The task:
Your task is to find every line in the records that holds the string "Seleziona" and copy it.

Given records:
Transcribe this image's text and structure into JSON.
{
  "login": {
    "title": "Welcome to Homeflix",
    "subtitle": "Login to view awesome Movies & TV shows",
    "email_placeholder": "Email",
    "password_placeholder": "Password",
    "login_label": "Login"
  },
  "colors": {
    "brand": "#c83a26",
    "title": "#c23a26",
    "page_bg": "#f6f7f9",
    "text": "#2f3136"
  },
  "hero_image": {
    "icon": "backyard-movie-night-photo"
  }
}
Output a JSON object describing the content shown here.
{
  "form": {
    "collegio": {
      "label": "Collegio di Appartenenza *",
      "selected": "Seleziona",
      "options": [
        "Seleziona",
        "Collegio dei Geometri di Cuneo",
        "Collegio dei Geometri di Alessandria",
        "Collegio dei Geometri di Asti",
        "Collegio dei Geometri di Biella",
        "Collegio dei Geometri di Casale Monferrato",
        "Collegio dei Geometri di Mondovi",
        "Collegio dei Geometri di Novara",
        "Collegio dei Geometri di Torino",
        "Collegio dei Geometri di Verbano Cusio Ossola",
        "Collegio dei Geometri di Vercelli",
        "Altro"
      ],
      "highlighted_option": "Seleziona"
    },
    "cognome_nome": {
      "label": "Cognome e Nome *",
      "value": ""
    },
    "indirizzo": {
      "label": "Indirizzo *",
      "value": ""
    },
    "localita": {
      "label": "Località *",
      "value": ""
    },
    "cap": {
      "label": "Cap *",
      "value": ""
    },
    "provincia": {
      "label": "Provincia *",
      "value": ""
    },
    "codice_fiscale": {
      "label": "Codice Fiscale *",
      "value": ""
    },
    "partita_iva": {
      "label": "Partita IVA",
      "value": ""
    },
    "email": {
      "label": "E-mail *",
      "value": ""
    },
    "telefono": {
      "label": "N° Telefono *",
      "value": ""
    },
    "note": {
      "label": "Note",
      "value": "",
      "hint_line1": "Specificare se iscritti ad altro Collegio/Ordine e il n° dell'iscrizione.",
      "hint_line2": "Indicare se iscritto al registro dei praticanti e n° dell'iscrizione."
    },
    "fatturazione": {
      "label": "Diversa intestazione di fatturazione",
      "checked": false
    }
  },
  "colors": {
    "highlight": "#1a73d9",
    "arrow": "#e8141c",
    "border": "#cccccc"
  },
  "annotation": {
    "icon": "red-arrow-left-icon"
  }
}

Expected answer:
      "selected": "Seleziona",
        "Seleziona",
      "highlighted_option": "Seleziona"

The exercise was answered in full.